“Unreliable” lesson observations should be ditched from Ofsted inspections, a radical report on the future of the watchdog has claimed.
Policy Exchange, the right-leaning thinktank founded by Michael Gove, has also called on the inspectorate to consider ending its contracts with private firms which provide additional inspectors, arguing that many of them lack the specialist skills, knowledge and experience needed to judge schools fairly.
The highly critical report warns that this leads to schools “taking a lowest common denominator approach and making decisions on what Ofsted will understand” which are not in the best interests of students.

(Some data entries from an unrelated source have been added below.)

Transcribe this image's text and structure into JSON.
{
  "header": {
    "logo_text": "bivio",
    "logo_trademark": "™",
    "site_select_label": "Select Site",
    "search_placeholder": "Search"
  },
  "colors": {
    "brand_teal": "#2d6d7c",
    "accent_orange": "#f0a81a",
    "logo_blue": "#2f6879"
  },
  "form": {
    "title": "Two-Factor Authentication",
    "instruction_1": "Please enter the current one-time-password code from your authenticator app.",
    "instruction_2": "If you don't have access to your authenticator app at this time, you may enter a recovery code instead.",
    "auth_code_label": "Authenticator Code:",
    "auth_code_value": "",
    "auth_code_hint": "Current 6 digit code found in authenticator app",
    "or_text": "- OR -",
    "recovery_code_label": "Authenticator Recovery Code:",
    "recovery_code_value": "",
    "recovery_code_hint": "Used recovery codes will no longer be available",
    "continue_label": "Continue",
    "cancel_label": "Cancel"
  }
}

Policy Exchange says that brief lesson observations by inspectors can lead to conclusions which are neither “valid nor reliable”.
“At the moment a team of external observers watching a handful of lessons can make a judgement on the quality of teaching which trumps the view of the school itself,” said report author Jonathan Simons, the thinktank’s head of education.
“The evidence suggests that when it comes to relying on the judgement of a trained Ofsted inspector on how effective a lesson, you would be better off flipping a coin.
“More needs to be done to drive up the quality of inspectors. Heads and teachers must feel confident that the person running their eye over their school is a specialist, preferably with recent teaching experience.
“Inspectors don’t need to be rocket scientists but they must also have the ability to interpret the increasing amounts of data on the performance of schools, and understand the different ways in which schools are now operating. Schools should not be forced to second guess what the inspector coming through the door will be like.”
At present, the report says, three private firms employ around 3,000 inspectors, compared to fewer than 400 who work directly for Ofsted.
The report argues that many of the additional inspectors “lack the necessary skills, especially the ability to analyse data, or the experience or specialist knowledge in primary or special needs teaching”.
All inspectors, the report says, should have “relevant and recent teaching experience”, and should have to pass an exam on analysing data and making reliable inspection judgements.
It also calls for a two-stage inspection process, under which all schools would be given a short inspection. Those which failed to attain a good or outstanding rating would then be given a longer “tailored inspection”, which would last for twice as long as current inspections and “allow inspectors the time to really understand the school and its data”.
Tensions have been running high between the watchdog and the Department for Education in recent weeks following Mr Gove’s decision to act against chief inspector Sir Michael Wilshaw’s wishes and oust Baroness Sally Morgan as Ofsted chair.
Michael Cladingbowl, Ofsted’s national director for schools, said the watchdog was “looking at how inspection should develop in the coming years”.
“We welcome Policy Exchange’s recommendations – many of which chime with our own - and will be studying them more closely in the coming days,” he added.
However he insisted that lesson observations were a “key way of gathering evidence about the quality of teaching” in schools.
Another thinktank, Civitas, has suggested that the government should take away the watchdog’s powers to inspect free schools and academies, which the Association of School and College Leaders has called for the current grading system to be changed.